- AIM OF THE EXERCISE: Among the entries below, find every line that has "title" and pull it out.

Records excerpted from a collection:
Content starts

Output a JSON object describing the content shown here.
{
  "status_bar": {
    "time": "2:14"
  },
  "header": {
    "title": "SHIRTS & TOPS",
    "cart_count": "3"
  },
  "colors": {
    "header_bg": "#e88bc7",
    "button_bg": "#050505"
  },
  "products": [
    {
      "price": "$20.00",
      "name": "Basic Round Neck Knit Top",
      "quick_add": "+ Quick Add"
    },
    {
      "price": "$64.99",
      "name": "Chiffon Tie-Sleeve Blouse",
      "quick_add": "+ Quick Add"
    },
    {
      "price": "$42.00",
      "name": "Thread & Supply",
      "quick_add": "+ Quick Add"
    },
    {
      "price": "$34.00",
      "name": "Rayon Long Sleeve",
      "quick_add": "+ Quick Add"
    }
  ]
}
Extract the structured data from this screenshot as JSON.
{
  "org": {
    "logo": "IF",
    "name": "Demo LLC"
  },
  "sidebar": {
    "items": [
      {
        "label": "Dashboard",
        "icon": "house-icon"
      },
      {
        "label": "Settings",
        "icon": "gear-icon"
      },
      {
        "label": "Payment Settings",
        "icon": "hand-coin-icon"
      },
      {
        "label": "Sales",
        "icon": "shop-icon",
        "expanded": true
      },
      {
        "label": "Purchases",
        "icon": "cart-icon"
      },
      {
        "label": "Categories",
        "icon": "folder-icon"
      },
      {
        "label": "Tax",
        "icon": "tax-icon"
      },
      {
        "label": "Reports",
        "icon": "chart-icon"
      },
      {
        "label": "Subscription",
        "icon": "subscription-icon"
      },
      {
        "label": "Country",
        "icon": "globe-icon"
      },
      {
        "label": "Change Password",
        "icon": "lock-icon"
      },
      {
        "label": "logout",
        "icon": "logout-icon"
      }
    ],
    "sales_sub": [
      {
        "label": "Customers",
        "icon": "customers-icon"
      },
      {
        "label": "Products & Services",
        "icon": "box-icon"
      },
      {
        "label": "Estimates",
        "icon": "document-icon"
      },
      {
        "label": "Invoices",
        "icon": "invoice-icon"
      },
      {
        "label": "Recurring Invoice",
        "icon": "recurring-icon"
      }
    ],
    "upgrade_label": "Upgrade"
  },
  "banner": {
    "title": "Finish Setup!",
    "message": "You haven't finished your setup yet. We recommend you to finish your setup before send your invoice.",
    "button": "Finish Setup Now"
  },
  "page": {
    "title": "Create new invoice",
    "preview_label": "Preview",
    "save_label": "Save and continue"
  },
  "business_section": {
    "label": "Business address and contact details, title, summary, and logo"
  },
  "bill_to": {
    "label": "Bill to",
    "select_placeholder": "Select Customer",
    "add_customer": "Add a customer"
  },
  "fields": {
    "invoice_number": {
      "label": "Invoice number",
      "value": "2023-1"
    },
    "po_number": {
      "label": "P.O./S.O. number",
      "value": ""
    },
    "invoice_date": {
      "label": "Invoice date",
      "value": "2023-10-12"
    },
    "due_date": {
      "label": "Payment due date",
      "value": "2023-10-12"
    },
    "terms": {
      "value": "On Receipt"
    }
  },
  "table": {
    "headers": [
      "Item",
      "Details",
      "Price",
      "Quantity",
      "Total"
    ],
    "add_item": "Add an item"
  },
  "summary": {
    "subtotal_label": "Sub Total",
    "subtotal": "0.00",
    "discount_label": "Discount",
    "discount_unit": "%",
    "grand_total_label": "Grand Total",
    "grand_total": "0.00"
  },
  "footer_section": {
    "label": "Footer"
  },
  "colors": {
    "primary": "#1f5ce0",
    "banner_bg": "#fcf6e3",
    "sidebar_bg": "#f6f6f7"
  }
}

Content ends

- OUTPUT OF THE TASK:
    "title": "SHIRTS & TOPS",
    "title": "Finish Setup!",
    "title": "Create new invoice",
    "label": "Business address and contact details, title, summary, and logo"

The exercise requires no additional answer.